The rotors or impeller of your supercharger have a faster rotational speed than any other mechanical part on your vehicle. The bearings and seals are built to withstand speeds exceeding 40,000 RPM (in the case of some centrifugal superchargers)! These parts are also more precisely balanced than any other rotating part in your vehicle. Identify the oiling system on your supercharger. Some systems are lubricated with engine oil that is fed from the oil pump. These superchargers take more time to install initially and may require tapping into the oil pan. However, once installed they are essentially maintenance free.

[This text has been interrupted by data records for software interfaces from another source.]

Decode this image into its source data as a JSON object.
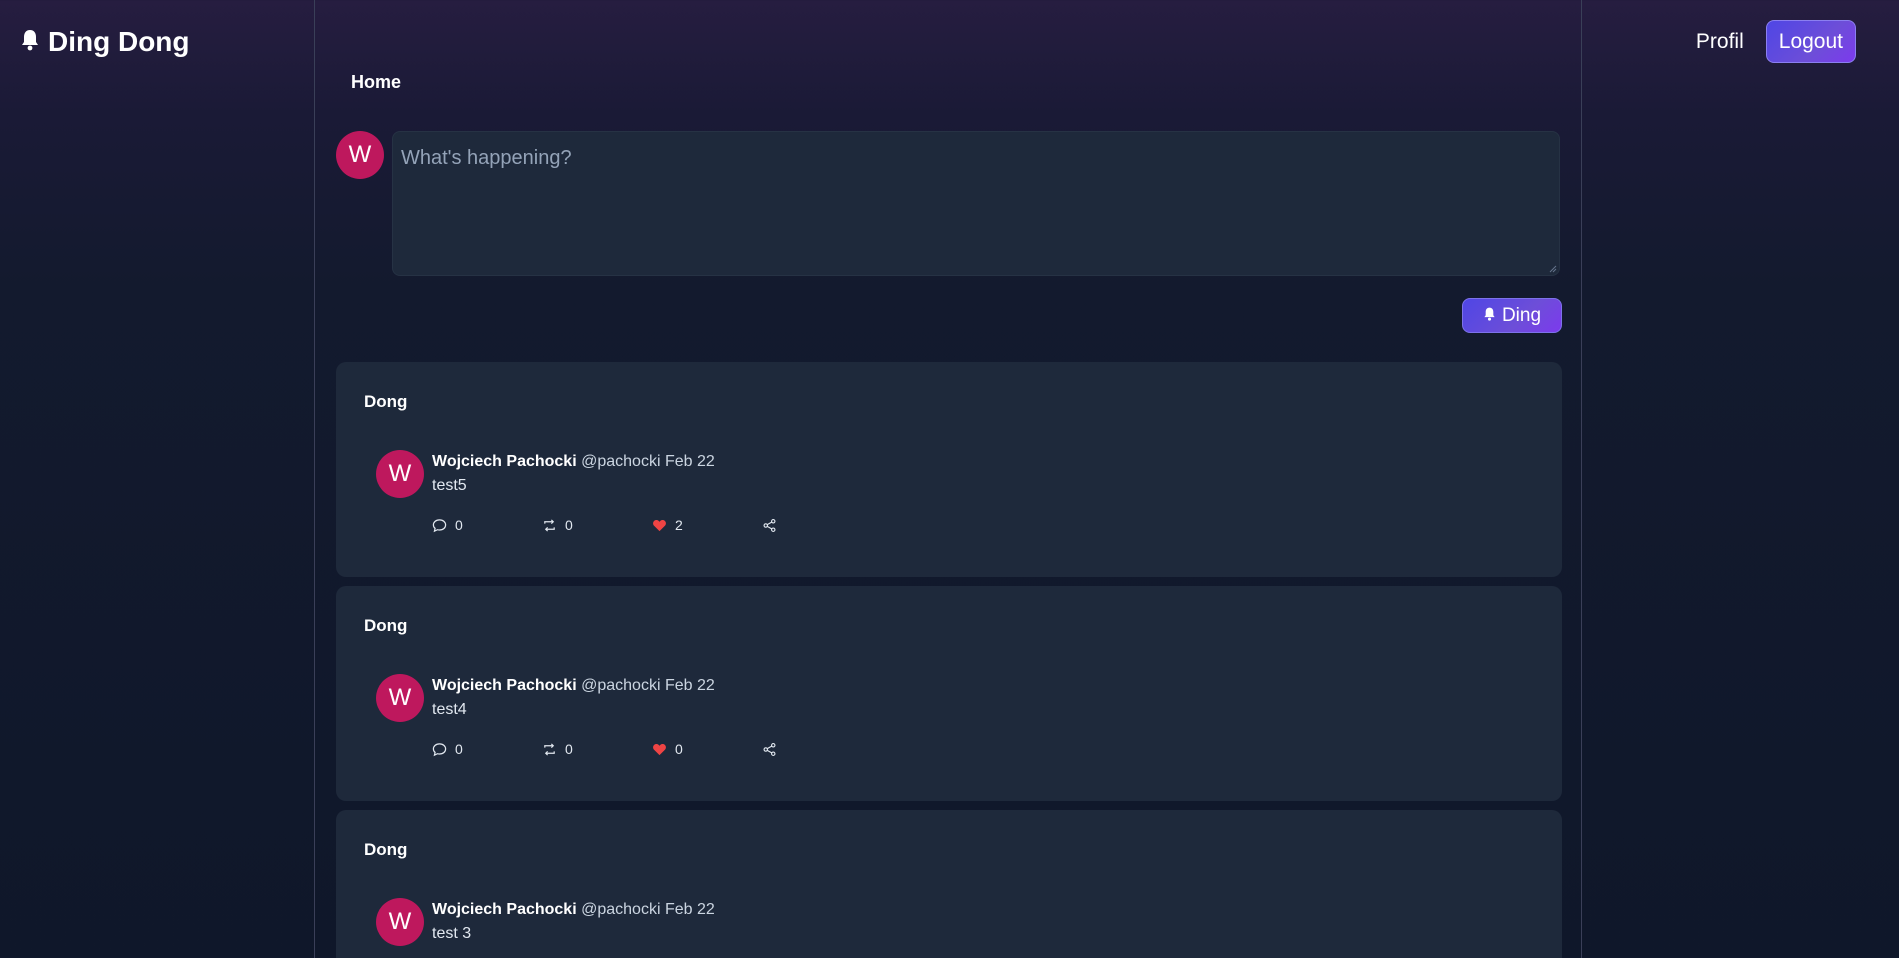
{
  "app": {
    "brand": "Ding Dong",
    "brand_icon": "bell-icon"
  },
  "header": {
    "profile_label": "Profil",
    "logout_label": "Logout"
  },
  "main": {
    "title": "Home",
    "compose": {
      "avatar_initial": "W",
      "placeholder": "What's happening?",
      "submit_label": "Ding",
      "submit_icon": "bell-icon"
    },
    "posts": [
      {
        "label": "Dong",
        "avatar_initial": "W",
        "author": "Wojciech Pachocki",
        "handle": "@pachocki",
        "date": "Feb 22",
        "text": "test5",
        "replies": "0",
        "reposts": "0",
        "likes": "2"
      },
      {
        "label": "Dong",
        "avatar_initial": "W",
        "author": "Wojciech Pachocki",
        "handle": "@pachocki",
        "date": "Feb 22",
        "text": "test4",
        "replies": "0",
        "reposts": "0",
        "likes": "0"
      },
      {
        "label": "Dong",
        "avatar_initial": "W",
        "author": "Wojciech Pachocki",
        "handle": "@pachocki",
        "date": "Feb 22",
        "text": "test 3"
      }
    ]
  },
  "colors": {
    "accent": "#5b4fe0",
    "avatar": "#be185d",
    "card": "#1e293b",
    "like": "#ef4444"
  }
}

Other systems have their own oil reservoirs for self-contained lubrication. These superchargers offer installation convenience but they do require extra maintenance. Refer to the instructions from your supercharger kit for the proper oil grade selection, filling methods, and change intervals. Supercharger oil should be checked at least as often as your engine oil changes. Maintaining the recommended oil level is critical since it serves not only as lubricant, but also as a coolant for the bearings and gears. Overfilling the gear case will cause overheating and damage to the seals. Low oil levels will lead to premature bearing and gear wear.
When it comes time to change the oil in the supercharger, you may find it looking as clean and new as the day you installed it. Since the supercharger oil does not pick up any combustion byproducts, it generally stays fairly clear. It does, however, pick up micro-contaminates and should always be changed at the suggested intervals regardless of how it appears. On some supercharger systems, you may find that the drain plug is located in an inaccessible place on the supercharger housing. In these cases, if possible, a dip tube can be constructed from a length of small-diameter tubing and used with an oil-trap jar to vacuum or siphon the old oil out. This method is especially useful for Whipple systems on GM 5.7L Vortec engines. (Never insert any tube or object into the gear case if the engine is running).
There are quite a bit of points to consider when running a supercharger on your engine. Aside from their technical aspects, superchargers are supposed to be fun. Doing your part to properly maintain your engine and
your supercharger will ensure many fun-filled, supercharged days ahead!